DATA RECORDS
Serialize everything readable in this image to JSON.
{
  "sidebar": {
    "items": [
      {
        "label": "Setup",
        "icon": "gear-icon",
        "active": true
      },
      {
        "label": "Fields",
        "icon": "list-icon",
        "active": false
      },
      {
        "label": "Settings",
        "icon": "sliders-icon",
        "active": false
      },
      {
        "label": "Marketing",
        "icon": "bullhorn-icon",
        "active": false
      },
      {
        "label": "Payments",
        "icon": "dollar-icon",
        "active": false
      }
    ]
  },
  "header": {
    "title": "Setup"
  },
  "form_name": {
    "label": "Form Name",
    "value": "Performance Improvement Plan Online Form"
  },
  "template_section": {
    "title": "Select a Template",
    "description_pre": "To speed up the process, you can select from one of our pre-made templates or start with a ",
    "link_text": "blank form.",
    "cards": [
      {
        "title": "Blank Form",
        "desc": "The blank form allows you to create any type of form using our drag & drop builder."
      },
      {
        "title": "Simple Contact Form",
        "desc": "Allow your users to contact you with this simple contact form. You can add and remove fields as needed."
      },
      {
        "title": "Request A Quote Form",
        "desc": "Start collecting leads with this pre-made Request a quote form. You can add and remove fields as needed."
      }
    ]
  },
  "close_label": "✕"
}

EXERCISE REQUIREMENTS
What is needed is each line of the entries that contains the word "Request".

TASK OUTPUT
        "title": "Request A Quote Form",
        "desc": "Start collecting leads with this pre-made Request a quote form. You can add and remove fields as needed."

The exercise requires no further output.